* **GOAL OF THE EXERCISE**
All of the records below need to be returned exactly.

* **Dataset rows describing interfaces**
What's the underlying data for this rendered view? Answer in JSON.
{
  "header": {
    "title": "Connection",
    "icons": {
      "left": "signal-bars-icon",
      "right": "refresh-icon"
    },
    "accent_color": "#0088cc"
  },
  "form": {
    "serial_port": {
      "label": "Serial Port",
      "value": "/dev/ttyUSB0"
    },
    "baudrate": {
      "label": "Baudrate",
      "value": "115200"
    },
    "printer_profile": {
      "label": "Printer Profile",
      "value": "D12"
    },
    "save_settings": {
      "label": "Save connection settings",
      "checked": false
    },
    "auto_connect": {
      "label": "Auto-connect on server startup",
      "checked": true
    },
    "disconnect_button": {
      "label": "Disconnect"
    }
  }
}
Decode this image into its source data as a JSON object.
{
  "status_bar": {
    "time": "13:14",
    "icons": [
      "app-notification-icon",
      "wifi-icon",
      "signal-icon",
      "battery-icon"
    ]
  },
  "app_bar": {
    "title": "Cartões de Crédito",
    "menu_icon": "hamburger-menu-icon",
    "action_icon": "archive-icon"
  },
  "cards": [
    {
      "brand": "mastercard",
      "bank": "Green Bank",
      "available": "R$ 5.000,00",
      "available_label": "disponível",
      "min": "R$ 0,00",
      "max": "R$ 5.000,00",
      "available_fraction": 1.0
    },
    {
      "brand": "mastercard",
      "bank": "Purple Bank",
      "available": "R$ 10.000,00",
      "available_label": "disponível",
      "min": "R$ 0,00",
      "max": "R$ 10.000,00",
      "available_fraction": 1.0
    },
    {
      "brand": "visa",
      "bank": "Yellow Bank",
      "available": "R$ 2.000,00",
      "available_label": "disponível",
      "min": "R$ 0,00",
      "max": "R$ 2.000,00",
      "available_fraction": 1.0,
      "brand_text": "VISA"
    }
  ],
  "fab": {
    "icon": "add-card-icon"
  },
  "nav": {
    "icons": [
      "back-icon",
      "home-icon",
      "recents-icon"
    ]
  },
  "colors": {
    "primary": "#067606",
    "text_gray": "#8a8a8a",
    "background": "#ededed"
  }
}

* **WRITTEN SOLUTION**
What's the underlying data for this rendered view? Answer in JSON.
{
  "header": {
    "title": "Connection",
    "icons": {
      "left": "signal-bars-icon",
      "right": "refresh-icon"
    },
    "accent_color": "#0088cc"
  },
  "form": {
    "serial_port": {
      "label": "Serial Port",
      "value": "/dev/ttyUSB0"
    },
    "baudrate": {
      "label": "Baudrate",
      "value": "115200"
    },
    "printer_profile": {
      "label": "Printer Profile",
      "value": "D12"
    },
    "save_settings": {
      "label": "Save connection settings",
      "checked": false
    },
    "auto_connect": {
      "label": "Auto-connect on server startup",
      "checked": true
    },
    "disconnect_button": {
      "label": "Disconnect"
    }
  }
}
Decode this image into its source data as a JSON object.
{
  "status_bar": {
    "time": "13:14",
    "icons": [
      "app-notification-icon",
      "wifi-icon",
      "signal-icon",
      "battery-icon"
    ]
  },
  "app_bar": {
    "title": "Cartões de Crédito",
    "menu_icon": "hamburger-menu-icon",
    "action_icon": "archive-icon"
  },
  "cards": [
    {
      "brand": "mastercard",
      "bank": "Green Bank",
      "available": "R$ 5.000,00",
      "available_label": "disponível",
      "min": "R$ 0,00",
      "max": "R$ 5.000,00",
      "available_fraction": 1.0
    },
    {
      "brand": "mastercard",
      "bank": "Purple Bank",
      "available": "R$ 10.000,00",
      "available_label": "disponível",
      "min": "R$ 0,00",
      "max": "R$ 10.000,00",
      "available_fraction": 1.0
    },
    {
      "brand": "visa",
      "bank": "Yellow Bank",
      "available": "R$ 2.000,00",
      "available_label": "disponível",
      "min": "R$ 0,00",
      "max": "R$ 2.000,00",
      "available_fraction": 1.0,
      "brand_text": "VISA"
    }
  ],
  "fab": {
    "icon": "add-card-icon"
  },
  "nav": {
    "icons": [
      "back-icon",
      "home-icon",
      "recents-icon"
    ]
  },
  "colors": {
    "primary": "#067606",
    "text_gray": "#8a8a8a",
    "background": "#ededed"
  }
}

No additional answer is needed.